First Quarter, FY2018 newsletter
Volatility was the main feature of the stock market in the quarter just ended, with the Standard and Poor’s 500 Index down -0.8 % since the beginning of 2018. After a stellar 2017 where the S&P Index rose 18.74%, it should come as no surprise that the market would become more volatile as share prices continued to rise early in the New Year, driven in large part by the tax cut passed by Congress in December and by solid economic growth and continued low inflation.
Despite the aforementioned economic winds blowing in investors’ favor, market jitters appeared with a vengeance in February and March, in contrast to the rather modest overall market decline for the quarter. Intra-day swings of several hundred points in the DJIA, while relatively insignificant from a percentage standpoint, were headline news. Reuters reported there were eight days in February “when the S&P 500 logged a single-day move of more than 1 percent, compared with eight days in all of 2017”. Given the generally strong earnings reports and positive economic news from corporate America, it is hard to find a fundamental reason for the increased volatility beyond the market needing to “take a breather” after a record number of years without a meaningful correction. When markets tumble and individual share prices follow suit, it is easy for investors to equate price swings with risk. Given what volatility may come in ensuing quarters, differentiating the two bears a brief discussion.
Volatility is a normal market occurrence. The market is rarely in stasis. Share prices are in constant motion, typically (although not always) by small increments. However, when we consider that publicly traded companies release their most closely watched news, i.e. quarterly earnings, four times annually, the changes in share prices outside of those earnings releases are often unrelated to company-specific events.

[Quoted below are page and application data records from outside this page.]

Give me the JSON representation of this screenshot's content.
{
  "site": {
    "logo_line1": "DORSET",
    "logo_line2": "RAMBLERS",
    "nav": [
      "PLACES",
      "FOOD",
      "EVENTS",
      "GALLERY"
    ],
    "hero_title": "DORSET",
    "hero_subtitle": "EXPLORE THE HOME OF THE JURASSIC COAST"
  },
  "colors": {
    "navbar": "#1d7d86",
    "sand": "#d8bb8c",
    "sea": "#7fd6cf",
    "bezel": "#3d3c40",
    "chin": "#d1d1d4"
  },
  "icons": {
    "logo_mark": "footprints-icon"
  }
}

Succinctly stated, volatility represents a temporary change, up or down, in the value of an investor’s capital. According to Morningstar, the average stock on the New York Stock Exchange fluctuates nearly 40% between its high and low range in any one year. That is volatility of a magnitude likely not related to company fundamentals.
Risk, at least by our standard, is different. To our way of thinking risk is equated with poor management, declining financial health, lack of innovation, and other ills specific to an individual company that may lead to a permanent loss of capital directly related to company fundamentals.
At Penobscot we accept volatility as a fact of life for our clients’ portfolios. We believe our philosophy of investing in companies with a proven track record of consistently growing earnings and dividends provides the best opportunity for growth of capital and income over the long term. To borrow a saying from the world of sports, a good offense is the best defense against capital loss.
As always, we welcome your questions, comments or concerns.